  • Next steps - Early action items to further the goals

Action items selected were:

  • Battelle and the Advanced Logistics Council will provide the early coordination while stakeholders consider their opportunity and ability to be involved.
  • ALC will brief other council members on the Forum to gain and gauge their interests in a potential project.
  • Battelle and ALC will begin to define the interests and roles of the stakeholders.
  • Battelle and ALC will discuss the identified interests and roles of the stakeholders with the federal agency partners
  • Establish a project formulation team.

Workshop Participants:
Name Company Email
Ben Ritchey Battelle
Bob Acker Battelle
Brian Burris McGraw-Hill
Cuneyt Eroglu OSU
Dan Eisen Battelle
Dan Stock SAIC
David Fitzpatrick Booz Allen Hamilton
David Powell Greater Columbus Chamber of Commerce
David Whitaker Columbus Regional Airport Authority  
Don Bernard    
Frank Reed, Jr. Benesch, Friedlander, Coplan & Aronoff
Hugh Riley Norfolk Southern Corporation  
Jeff Lehman Battelle
Joe Jumayao Qualcomm
John Calandra Exel Global Logistics
John Shkor TSA  
Kate Wahl ATRI
Kathryn Harrington-Hughes ENO Transportation Institute
Kerry May Norfolk Southern Corporation
Larry Woolum Ohio Trucking Association
Leslie Weilbacher Greater Columbus Chamber of Commerce
Lisa Holland Hellmann Worldwide Logistics
Michael Sherman Limited Logistic Services  
Mike Chase Tractics
Mike Onder US DOT
Patrick Bauer FHWA-Ohio  
Paul Belella Delcan, Inc.
Paul Busick Battelle
Randy Betz Redleg's, Inc.
Steve Lister Airnet Systems
Suzanne Rhodes ODOT
Tom Barnhart BCC
Walter Zinn OSU

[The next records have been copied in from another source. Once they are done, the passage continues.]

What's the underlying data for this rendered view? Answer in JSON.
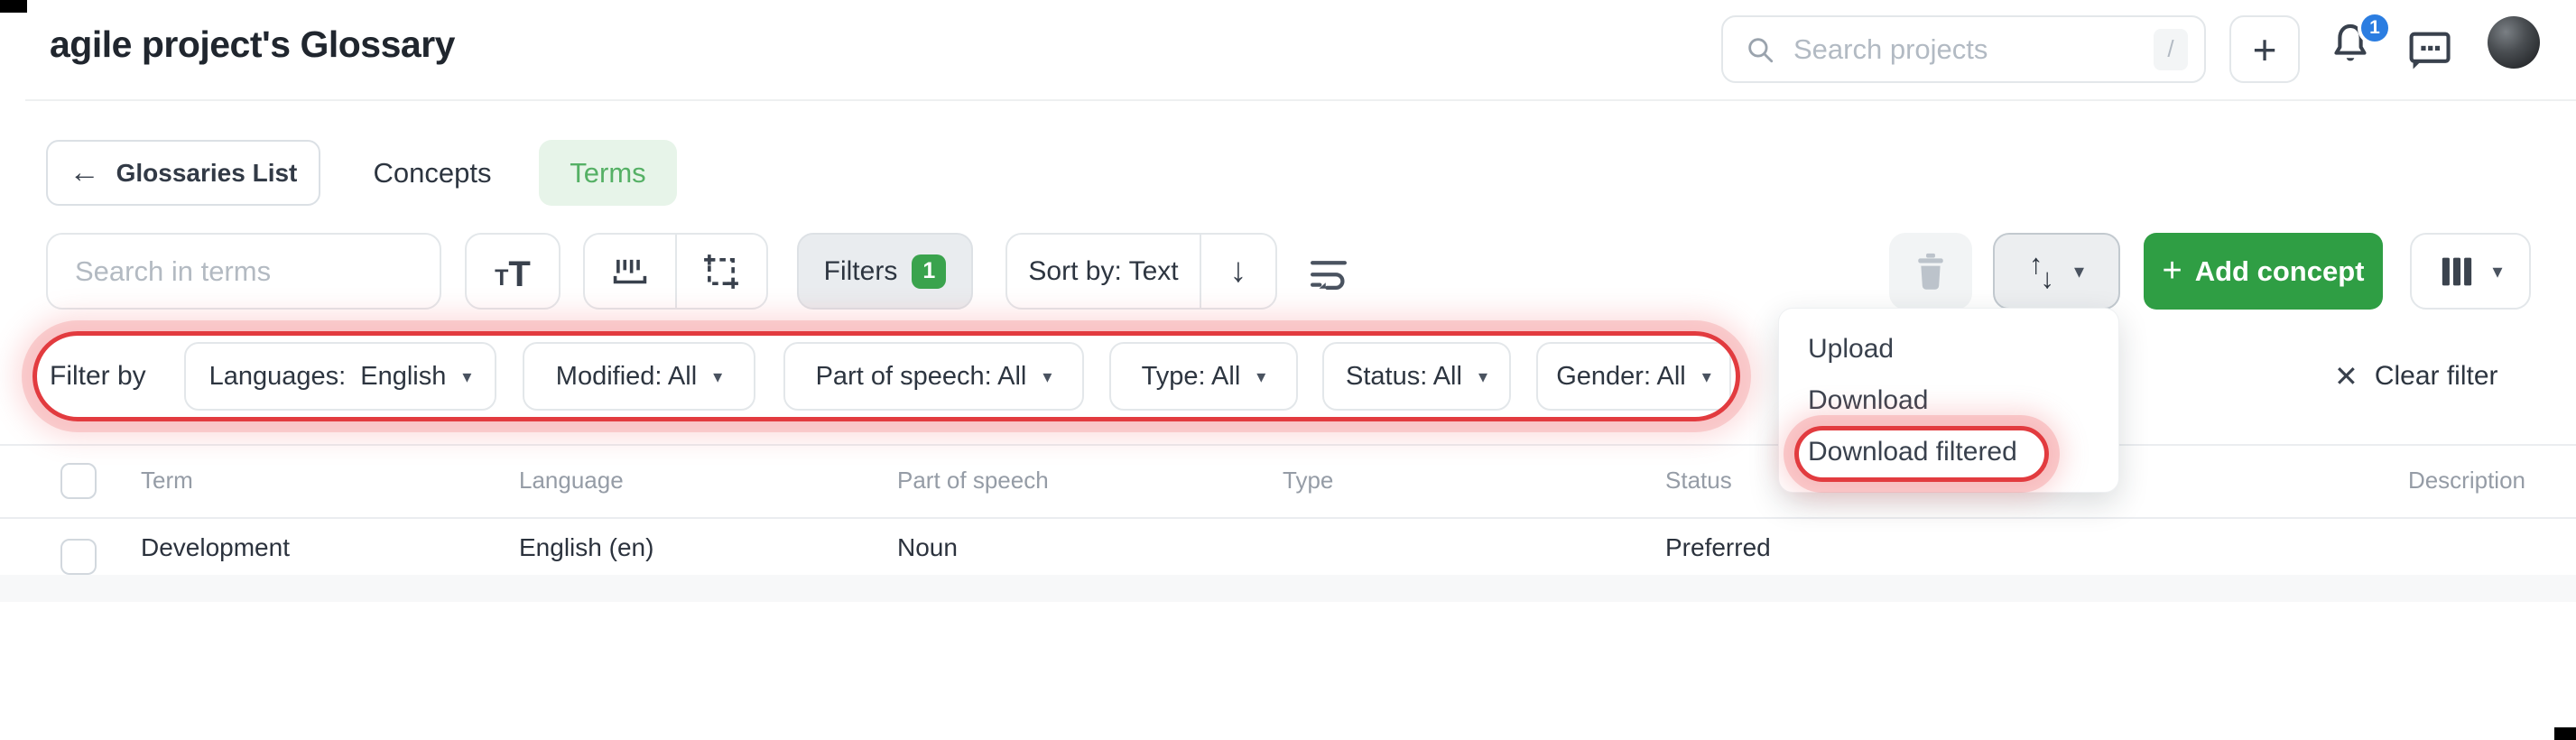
{
  "page": {
    "title": "agile project's Glossary"
  },
  "header": {
    "search_placeholder": "Search projects",
    "search_shortcut": "/",
    "notification_count": "1"
  },
  "nav": {
    "back_label": "Glossaries List",
    "tab_concepts": "Concepts",
    "tab_terms": "Terms"
  },
  "toolbar": {
    "search_placeholder": "Search in terms",
    "filters_label": "Filters",
    "filters_count": "1",
    "sort_label": "Sort by: Text",
    "add_concept_label": "Add concept"
  },
  "filter_bar": {
    "label": "Filter by",
    "chips": [
      {
        "label": "Languages:  English"
      },
      {
        "label": "Modified: All"
      },
      {
        "label": "Part of speech: All"
      },
      {
        "label": "Type: All"
      },
      {
        "label": "Status: All"
      },
      {
        "label": "Gender: All"
      }
    ],
    "clear_label": "Clear filter"
  },
  "menu": {
    "items": [
      "Upload",
      "Download",
      "Download filtered"
    ],
    "highlighted_item": "Download filtered"
  },
  "table": {
    "columns": [
      "Term",
      "Language",
      "Part of speech",
      "Type",
      "Status",
      "Description"
    ],
    "rows": [
      {
        "term": "Development",
        "language": "English (en)",
        "part_of_speech": "Noun",
        "type": "",
        "status": "Preferred",
        "description": ""
      }
    ]
  },
  "icons": {
    "plus": "+",
    "back_arrow": "←",
    "arrow_up": "↑",
    "arrow_down": "↓",
    "caret_down": "▾",
    "close": "✕",
    "t_small": "T",
    "t_large": "T"
  },
  "colors": {
    "accent_green": "#2f9e44",
    "tab_green_bg": "#e7f4e9",
    "tab_green_text": "#55b065",
    "badge_blue": "#2b7de1",
    "annotation_red": "#e23b3f"
  }
}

September 24-25, 2003
The Blackwell at OSU
Columbus, Ohio


September 24
Morning: Arrivals and Greetings
12:00-1:00 Luncheon
Welcome Remarks - Advanced Logistics Council
Keynote: VADM John Shkor, COO, TSA
1:00-2:00 Review ESCM Project
Mike Onder/FHWA, Dan Murray/ATRI, Lee Jackson/TSA
2:00-5:00 Facilitated Discussion, Battelle
Outcomes and Implications
(ESCM Stakeholder Call-in Opportunity)
Industry Challenges and Benefits
Regional Position and Capacity to Participate
6:00-8:00 Dinner Limited Brands
Hosted by Nick LaHowchic, President and CEO,
Limited Logistics Services


September 25
8:30-11:30 Summary of Discussions
Recap, Clarifications and Additions
11:30-1:00 Lunch - Elaine Roberts, President and CEO,
Columbus Regional Airport Authority
1:00-2:00 Wrap up
Outline Potential Goals
Identify Next Steps
2:00 Concluding Remarks
Advanced Logistics Council and Mike Onder/FHWA

Appendix 1
Office of Operations